▶ _TASK TO CARRY OUT_: Word for word, output the data that follows.

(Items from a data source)
※ ※ ※

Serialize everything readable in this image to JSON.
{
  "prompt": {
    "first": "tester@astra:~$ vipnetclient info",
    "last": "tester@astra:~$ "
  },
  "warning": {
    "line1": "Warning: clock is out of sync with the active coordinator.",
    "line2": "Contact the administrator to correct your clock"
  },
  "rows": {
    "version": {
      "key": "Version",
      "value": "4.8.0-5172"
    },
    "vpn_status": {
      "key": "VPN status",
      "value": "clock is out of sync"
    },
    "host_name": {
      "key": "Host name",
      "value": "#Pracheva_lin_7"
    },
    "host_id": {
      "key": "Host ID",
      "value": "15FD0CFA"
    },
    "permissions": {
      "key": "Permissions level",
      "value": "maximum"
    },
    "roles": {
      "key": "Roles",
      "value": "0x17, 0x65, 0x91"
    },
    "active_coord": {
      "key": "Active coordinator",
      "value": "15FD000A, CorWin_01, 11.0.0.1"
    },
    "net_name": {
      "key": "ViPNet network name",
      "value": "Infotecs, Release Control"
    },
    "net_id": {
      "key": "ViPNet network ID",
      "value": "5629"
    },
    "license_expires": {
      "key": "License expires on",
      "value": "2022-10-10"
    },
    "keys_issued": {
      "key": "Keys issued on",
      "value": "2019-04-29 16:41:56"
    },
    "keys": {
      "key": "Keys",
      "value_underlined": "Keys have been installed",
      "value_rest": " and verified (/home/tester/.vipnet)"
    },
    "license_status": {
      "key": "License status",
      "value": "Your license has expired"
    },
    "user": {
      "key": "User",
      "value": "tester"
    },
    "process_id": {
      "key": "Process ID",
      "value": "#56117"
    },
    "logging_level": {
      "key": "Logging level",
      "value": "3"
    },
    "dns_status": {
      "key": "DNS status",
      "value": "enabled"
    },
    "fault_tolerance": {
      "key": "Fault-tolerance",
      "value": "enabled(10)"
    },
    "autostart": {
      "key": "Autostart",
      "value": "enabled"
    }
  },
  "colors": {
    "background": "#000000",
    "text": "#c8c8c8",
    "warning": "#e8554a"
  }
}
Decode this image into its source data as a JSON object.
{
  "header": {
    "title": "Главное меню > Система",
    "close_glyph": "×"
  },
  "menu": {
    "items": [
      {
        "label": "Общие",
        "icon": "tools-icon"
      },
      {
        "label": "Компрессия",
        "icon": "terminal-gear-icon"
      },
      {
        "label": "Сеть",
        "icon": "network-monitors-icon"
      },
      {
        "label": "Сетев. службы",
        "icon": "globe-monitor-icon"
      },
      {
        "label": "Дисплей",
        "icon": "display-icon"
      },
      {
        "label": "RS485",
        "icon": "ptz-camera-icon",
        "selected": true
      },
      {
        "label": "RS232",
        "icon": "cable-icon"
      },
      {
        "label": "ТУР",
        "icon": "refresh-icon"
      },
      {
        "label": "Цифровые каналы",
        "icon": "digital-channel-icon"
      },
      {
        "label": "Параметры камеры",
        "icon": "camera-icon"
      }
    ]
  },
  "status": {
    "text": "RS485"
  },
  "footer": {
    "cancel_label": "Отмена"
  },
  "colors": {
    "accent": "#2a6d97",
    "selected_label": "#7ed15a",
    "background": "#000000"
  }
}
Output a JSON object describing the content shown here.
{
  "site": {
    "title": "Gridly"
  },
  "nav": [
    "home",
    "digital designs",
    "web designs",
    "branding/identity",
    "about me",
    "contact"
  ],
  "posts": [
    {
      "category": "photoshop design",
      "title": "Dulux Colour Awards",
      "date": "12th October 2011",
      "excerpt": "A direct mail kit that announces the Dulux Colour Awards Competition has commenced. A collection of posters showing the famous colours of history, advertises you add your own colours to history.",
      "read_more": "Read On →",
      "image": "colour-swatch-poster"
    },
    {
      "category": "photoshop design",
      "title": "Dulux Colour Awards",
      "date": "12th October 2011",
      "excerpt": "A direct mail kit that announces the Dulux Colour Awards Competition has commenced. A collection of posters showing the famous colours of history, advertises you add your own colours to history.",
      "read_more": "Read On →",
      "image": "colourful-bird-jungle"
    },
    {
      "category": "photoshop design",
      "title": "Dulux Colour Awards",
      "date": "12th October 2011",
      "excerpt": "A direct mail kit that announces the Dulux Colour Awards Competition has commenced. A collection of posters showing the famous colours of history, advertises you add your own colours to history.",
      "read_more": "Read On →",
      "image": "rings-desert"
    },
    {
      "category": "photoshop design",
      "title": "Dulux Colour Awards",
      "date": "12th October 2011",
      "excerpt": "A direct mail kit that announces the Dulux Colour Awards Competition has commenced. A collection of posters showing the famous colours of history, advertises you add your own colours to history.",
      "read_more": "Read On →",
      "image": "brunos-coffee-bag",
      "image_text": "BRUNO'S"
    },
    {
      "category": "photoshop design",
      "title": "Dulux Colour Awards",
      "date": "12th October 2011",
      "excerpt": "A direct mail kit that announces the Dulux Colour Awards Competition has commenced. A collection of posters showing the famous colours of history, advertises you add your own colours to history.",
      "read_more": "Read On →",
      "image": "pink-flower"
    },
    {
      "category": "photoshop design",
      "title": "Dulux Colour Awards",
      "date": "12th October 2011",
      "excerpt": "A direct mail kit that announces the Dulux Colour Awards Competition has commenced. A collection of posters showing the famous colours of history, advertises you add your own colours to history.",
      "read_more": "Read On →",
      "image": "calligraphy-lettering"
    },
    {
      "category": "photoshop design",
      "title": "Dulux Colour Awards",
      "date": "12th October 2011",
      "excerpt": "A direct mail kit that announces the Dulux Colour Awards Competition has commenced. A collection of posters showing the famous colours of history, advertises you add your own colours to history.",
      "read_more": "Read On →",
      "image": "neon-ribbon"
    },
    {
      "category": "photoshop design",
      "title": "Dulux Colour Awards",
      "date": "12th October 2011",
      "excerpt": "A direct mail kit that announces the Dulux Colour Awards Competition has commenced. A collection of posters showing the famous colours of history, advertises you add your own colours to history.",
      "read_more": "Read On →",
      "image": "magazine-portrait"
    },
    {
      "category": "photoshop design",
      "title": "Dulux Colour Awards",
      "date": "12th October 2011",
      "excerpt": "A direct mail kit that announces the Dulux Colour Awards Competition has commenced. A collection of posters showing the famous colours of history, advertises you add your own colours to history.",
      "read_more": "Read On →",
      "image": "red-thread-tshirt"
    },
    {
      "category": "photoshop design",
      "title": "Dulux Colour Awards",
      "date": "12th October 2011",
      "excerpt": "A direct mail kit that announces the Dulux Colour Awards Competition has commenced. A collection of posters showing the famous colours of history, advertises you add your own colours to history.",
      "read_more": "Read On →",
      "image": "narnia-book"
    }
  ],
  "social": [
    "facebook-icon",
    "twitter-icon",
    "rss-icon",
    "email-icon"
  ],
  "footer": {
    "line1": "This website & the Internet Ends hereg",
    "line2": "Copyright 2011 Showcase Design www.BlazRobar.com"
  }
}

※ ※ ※

▶ _TASK SOLUTION_:
Serialize everything readable in this image to JSON.
{
  "prompt": {
    "first": "tester@astra:~$ vipnetclient info",
    "last": "tester@astra:~$ "
  },
  "warning": {
    "line1": "Warning: clock is out of sync with the active coordinator.",
    "line2": "Contact the administrator to correct your clock"
  },
  "rows": {
    "version": {
      "key": "Version",
      "value": "4.8.0-5172"
    },
    "vpn_status": {
      "key": "VPN status",
      "value": "clock is out of sync"
    },
    "host_name": {
      "key": "Host name",
      "value": "#Pracheva_lin_7"
    },
    "host_id": {
      "key": "Host ID",
      "value": "15FD0CFA"
    },
    "permissions": {
      "key": "Permissions level",
      "value": "maximum"
    },
    "roles": {
      "key": "Roles",
      "value": "0x17, 0x65, 0x91"
    },
    "active_coord": {
      "key": "Active coordinator",
      "value": "15FD000A, CorWin_01, 11.0.0.1"
    },
    "net_name": {
      "key": "ViPNet network name",
      "value": "Infotecs, Release Control"
    },
    "net_id": {
      "key": "ViPNet network ID",
      "value": "5629"
    },
    "license_expires": {
      "key": "License expires on",
      "value": "2022-10-10"
    },
    "keys_issued": {
      "key": "Keys issued on",
      "value": "2019-04-29 16:41:56"
    },
    "keys": {
      "key": "Keys",
      "value_underlined": "Keys have been installed",
      "value_rest": " and verified (/home/tester/.vipnet)"
    },
    "license_status": {
      "key": "License status",
      "value": "Your license has expired"
    },
    "user": {
      "key": "User",
      "value": "tester"
    },
    "process_id": {
      "key": "Process ID",
      "value": "#56117"
    },
    "logging_level": {
      "key": "Logging level",
      "value": "3"
    },
    "dns_status": {
      "key": "DNS status",
      "value": "enabled"
    },
    "fault_tolerance": {
      "key": "Fault-tolerance",
      "value": "enabled(10)"
    },
    "autostart": {
      "key": "Autostart",
      "value": "enabled"
    }
  },
  "colors": {
    "background": "#000000",
    "text": "#c8c8c8",
    "warning": "#e8554a"
  }
}
Decode this image into its source data as a JSON object.
{
  "header": {
    "title": "Главное меню > Система",
    "close_glyph": "×"
  },
  "menu": {
    "items": [
      {
        "label": "Общие",
        "icon": "tools-icon"
      },
      {
        "label": "Компрессия",
        "icon": "terminal-gear-icon"
      },
      {
        "label": "Сеть",
        "icon": "network-monitors-icon"
      },
      {
        "label": "Сетев. службы",
        "icon": "globe-monitor-icon"
      },
      {
        "label": "Дисплей",
        "icon": "display-icon"
      },
      {
        "label": "RS485",
        "icon": "ptz-camera-icon",
        "selected": true
      },
      {
        "label": "RS232",
        "icon": "cable-icon"
      },
      {
        "label": "ТУР",
        "icon": "refresh-icon"
      },
      {
        "label": "Цифровые каналы",
        "icon": "digital-channel-icon"
      },
      {
        "label": "Параметры камеры",
        "icon": "camera-icon"
      }
    ]
  },
  "status": {
    "text": "RS485"
  },
  "footer": {
    "cancel_label": "Отмена"
  },
  "colors": {
    "accent": "#2a6d97",
    "selected_label": "#7ed15a",
    "background": "#000000"
  }
}
Output a JSON object describing the content shown here.
{
  "site": {
    "title": "Gridly"
  },
  "nav": [
    "home",
    "digital designs",
    "web designs",
    "branding/identity",
    "about me",
    "contact"
  ],
  "posts": [
    {
      "category": "photoshop design",
      "title": "Dulux Colour Awards",
      "date": "12th October 2011",
      "excerpt": "A direct mail kit that announces the Dulux Colour Awards Competition has commenced. A collection of posters showing the famous colours of history, advertises you add your own colours to history.",
      "read_more": "Read On →",
      "image": "colour-swatch-poster"
    },
    {
      "category": "photoshop design",
      "title": "Dulux Colour Awards",
      "date": "12th October 2011",
      "excerpt": "A direct mail kit that announces the Dulux Colour Awards Competition has commenced. A collection of posters showing the famous colours of history, advertises you add your own colours to history.",
      "read_more": "Read On →",
      "image": "colourful-bird-jungle"
    },
    {
      "category": "photoshop design",
      "title": "Dulux Colour Awards",
      "date": "12th October 2011",
      "excerpt": "A direct mail kit that announces the Dulux Colour Awards Competition has commenced. A collection of posters showing the famous colours of history, advertises you add your own colours to history.",
      "read_more": "Read On →",
      "image": "rings-desert"
    },
    {
      "category": "photoshop design",
      "title": "Dulux Colour Awards",
      "date": "12th October 2011",
      "excerpt": "A direct mail kit that announces the Dulux Colour Awards Competition has commenced. A collection of posters showing the famous colours of history, advertises you add your own colours to history.",
      "read_more": "Read On →",
      "image": "brunos-coffee-bag",
      "image_text": "BRUNO'S"
    },
    {
      "category": "photoshop design",
      "title": "Dulux Colour Awards",
      "date": "12th October 2011",
      "excerpt": "A direct mail kit that announces the Dulux Colour Awards Competition has commenced. A collection of posters showing the famous colours of history, advertises you add your own colours to history.",
      "read_more": "Read On →",
      "image": "pink-flower"
    },
    {
      "category": "photoshop design",
      "title": "Dulux Colour Awards",
      "date": "12th October 2011",
      "excerpt": "A direct mail kit that announces the Dulux Colour Awards Competition has commenced. A collection of posters showing the famous colours of history, advertises you add your own colours to history.",
      "read_more": "Read On →",
      "image": "calligraphy-lettering"
    },
    {
      "category": "photoshop design",
      "title": "Dulux Colour Awards",
      "date": "12th October 2011",
      "excerpt": "A direct mail kit that announces the Dulux Colour Awards Competition has commenced. A collection of posters showing the famous colours of history, advertises you add your own colours to history.",
      "read_more": "Read On →",
      "image": "neon-ribbon"
    },
    {
      "category": "photoshop design",
      "title": "Dulux Colour Awards",
      "date": "12th October 2011",
      "excerpt": "A direct mail kit that announces the Dulux Colour Awards Competition has commenced. A collection of posters showing the famous colours of history, advertises you add your own colours to history.",
      "read_more": "Read On →",
      "image": "magazine-portrait"
    },
    {
      "category": "photoshop design",
      "title": "Dulux Colour Awards",
      "date": "12th October 2011",
      "excerpt": "A direct mail kit that announces the Dulux Colour Awards Competition has commenced. A collection of posters showing the famous colours of history, advertises you add your own colours to history.",
      "read_more": "Read On →",
      "image": "red-thread-tshirt"
    },
    {
      "category": "photoshop design",
      "title": "Dulux Colour Awards",
      "date": "12th October 2011",
      "excerpt": "A direct mail kit that announces the Dulux Colour Awards Competition has commenced. A collection of posters showing the famous colours of history, advertises you add your own colours to history.",
      "read_more": "Read On →",
      "image": "narnia-book"
    }
  ],
  "social": [
    "facebook-icon",
    "twitter-icon",
    "rss-icon",
    "email-icon"
  ],
  "footer": {
    "line1": "This website & the Internet Ends hereg",
    "line2": "Copyright 2011 Showcase Design www.BlazRobar.com"
  }
}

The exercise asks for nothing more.